Do standardized tests measure the quality of school programs? Do they measure the achievement and educational needs of the students? Do they help lead educators to improved program designs? What they only do (and even that is subject to debate) is measure how well the students have been prepared for the test.

Are we really to believe that every student who fails standardized tests is somehow inferior and less likely to succeed in life? After all, while numbers of disadvantaged students may not pass the state exams, in many cases they have actually worked harder trying to "stay alive" and utilized critical thinking and problem-solving skills in a valiant but unsuccessful attempt to safely reach the only available exit.

We should prepare our children to be thinking, caring and responsible citizens who can make meaningful and lasting contributions to our challenging and vibrant world. They need to be taught how to make quality choices as they collaborate with others.

We can only hope that their combined efforts will provide for a productive, safer and more inclusive community while they avoid self-defeating attitudes and behaviors that so easily entrap children and young adults.

The school experience should not be reduced to lessons in, at best, tolerating innumerable uncomfortable situations where the constant rationale is, "Don't you want to pass the Regents?" and "You need to know this for the test!" The whole school experience has been diminished and transformed into a forced march toward a "state designated performance level."

To ease the transition to higher standards, NYSED has already watered down the caliber of these exams and degraded their quality through gimmicks such as a "low pass" of 55, grading on a curve, and component retesting. To help students achieve higher standards, many schools have implemented after-school programs, Saturday sessions, summer classes, even a fifth year of high school. Now students can look forward to spending even more time in school drearily reviewing old Regents exams.

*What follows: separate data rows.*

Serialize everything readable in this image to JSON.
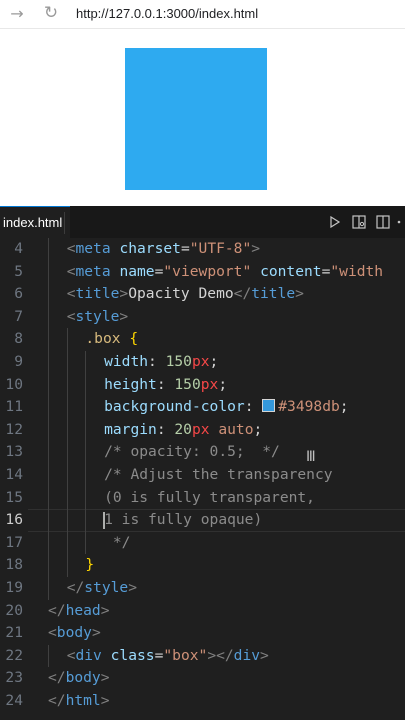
{
  "browser": {
    "url": "http://127.0.0.1:3000/index.html",
    "forward_icon": "arrow-right-icon",
    "reload_icon": "reload-icon"
  },
  "preview": {
    "box_color": "#2eaaf0"
  },
  "editor": {
    "tab_label": "index.html",
    "actions": [
      "run-icon",
      "open-preview-icon",
      "split-editor-icon"
    ],
    "active_line": "16",
    "lines": [
      {
        "no": "4",
        "indent": 1,
        "tokens": [
          [
            "t-bracket",
            "<"
          ],
          [
            "t-tag",
            "meta"
          ],
          [
            "t-text",
            " "
          ],
          [
            "t-attr",
            "charset"
          ],
          [
            "t-text",
            "="
          ],
          [
            "t-str",
            "\"UTF-8\""
          ],
          [
            "t-bracket",
            ">"
          ]
        ]
      },
      {
        "no": "5",
        "indent": 1,
        "tokens": [
          [
            "t-bracket",
            "<"
          ],
          [
            "t-tag",
            "meta"
          ],
          [
            "t-text",
            " "
          ],
          [
            "t-attr",
            "name"
          ],
          [
            "t-text",
            "="
          ],
          [
            "t-str",
            "\"viewport\""
          ],
          [
            "t-text",
            " "
          ],
          [
            "t-attr",
            "content"
          ],
          [
            "t-text",
            "="
          ],
          [
            "t-str",
            "\"width"
          ]
        ]
      },
      {
        "no": "6",
        "indent": 1,
        "tokens": [
          [
            "t-bracket",
            "<"
          ],
          [
            "t-tag",
            "title"
          ],
          [
            "t-bracket",
            ">"
          ],
          [
            "t-text",
            "Opacity Demo"
          ],
          [
            "t-bracket",
            "</"
          ],
          [
            "t-tag",
            "title"
          ],
          [
            "t-bracket",
            ">"
          ]
        ]
      },
      {
        "no": "7",
        "indent": 1,
        "tokens": [
          [
            "t-bracket",
            "<"
          ],
          [
            "t-tag",
            "style"
          ],
          [
            "t-bracket",
            ">"
          ]
        ]
      },
      {
        "no": "8",
        "indent": 2,
        "tokens": [
          [
            "t-sel",
            ".box"
          ],
          [
            "t-text",
            " "
          ],
          [
            "t-brace",
            "{"
          ]
        ]
      },
      {
        "no": "9",
        "indent": 3,
        "tokens": [
          [
            "t-prop",
            "width"
          ],
          [
            "t-text",
            ": "
          ],
          [
            "t-num",
            "150"
          ],
          [
            "t-unit",
            "px"
          ],
          [
            "t-text",
            ";"
          ]
        ]
      },
      {
        "no": "10",
        "indent": 3,
        "tokens": [
          [
            "t-prop",
            "height"
          ],
          [
            "t-text",
            ": "
          ],
          [
            "t-num",
            "150"
          ],
          [
            "t-unit",
            "px"
          ],
          [
            "t-text",
            ";"
          ]
        ]
      },
      {
        "no": "11",
        "indent": 3,
        "tokens": [
          [
            "t-prop",
            "background-color"
          ],
          [
            "t-text",
            ": "
          ],
          [
            "swatch",
            "#3498db"
          ],
          [
            "t-val",
            "#3498db"
          ],
          [
            "t-text",
            ";"
          ]
        ]
      },
      {
        "no": "12",
        "indent": 3,
        "tokens": [
          [
            "t-prop",
            "margin"
          ],
          [
            "t-text",
            ": "
          ],
          [
            "t-num",
            "20"
          ],
          [
            "t-unit",
            "px"
          ],
          [
            "t-text",
            " "
          ],
          [
            "t-val",
            "auto"
          ],
          [
            "t-text",
            ";"
          ]
        ]
      },
      {
        "no": "13",
        "indent": 3,
        "tokens": [
          [
            "t-com-dim",
            "/* opacity: 0.5;  */"
          ]
        ]
      },
      {
        "no": "14",
        "indent": 3,
        "tokens": [
          [
            "t-com-dim",
            "/* Adjust the transparency"
          ]
        ]
      },
      {
        "no": "15",
        "indent": 3,
        "tokens": [
          [
            "t-com-dim",
            "(0 is fully transparent,"
          ]
        ]
      },
      {
        "no": "16",
        "indent": 3,
        "tokens": [
          [
            "t-com-dim",
            "1 is fully opaque)"
          ]
        ]
      },
      {
        "no": "17",
        "indent": 3,
        "tokens": [
          [
            "t-com-dim",
            " */"
          ]
        ]
      },
      {
        "no": "18",
        "indent": 2,
        "tokens": [
          [
            "t-brace",
            "}"
          ]
        ]
      },
      {
        "no": "19",
        "indent": 1,
        "tokens": [
          [
            "t-bracket",
            "</"
          ],
          [
            "t-tag",
            "style"
          ],
          [
            "t-bracket",
            ">"
          ]
        ]
      },
      {
        "no": "20",
        "indent": 0,
        "tokens": [
          [
            "t-bracket",
            "</"
          ],
          [
            "t-tag",
            "head"
          ],
          [
            "t-bracket",
            ">"
          ]
        ]
      },
      {
        "no": "21",
        "indent": 0,
        "tokens": [
          [
            "t-bracket",
            "<"
          ],
          [
            "t-tag",
            "body"
          ],
          [
            "t-bracket",
            ">"
          ]
        ]
      },
      {
        "no": "22",
        "indent": 1,
        "tokens": [
          [
            "t-bracket",
            "<"
          ],
          [
            "t-tag",
            "div"
          ],
          [
            "t-text",
            " "
          ],
          [
            "t-attr",
            "class"
          ],
          [
            "t-text",
            "="
          ],
          [
            "t-str",
            "\"box\""
          ],
          [
            "t-bracket",
            "></"
          ],
          [
            "t-tag",
            "div"
          ],
          [
            "t-bracket",
            ">"
          ]
        ]
      },
      {
        "no": "23",
        "indent": 0,
        "tokens": [
          [
            "t-bracket",
            "</"
          ],
          [
            "t-tag",
            "body"
          ],
          [
            "t-bracket",
            ">"
          ]
        ]
      },
      {
        "no": "24",
        "indent": 0,
        "tokens": [
          [
            "t-bracket",
            "</"
          ],
          [
            "t-tag",
            "html"
          ],
          [
            "t-bracket",
            ">"
          ]
        ]
      }
    ]
  }
}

Johnathan Chase is a middle school social studies teacher and president-elect of the Edmeston Central School Faculty Association. He is also founder and president of the Musicians United For Songs In The Classroom Inc.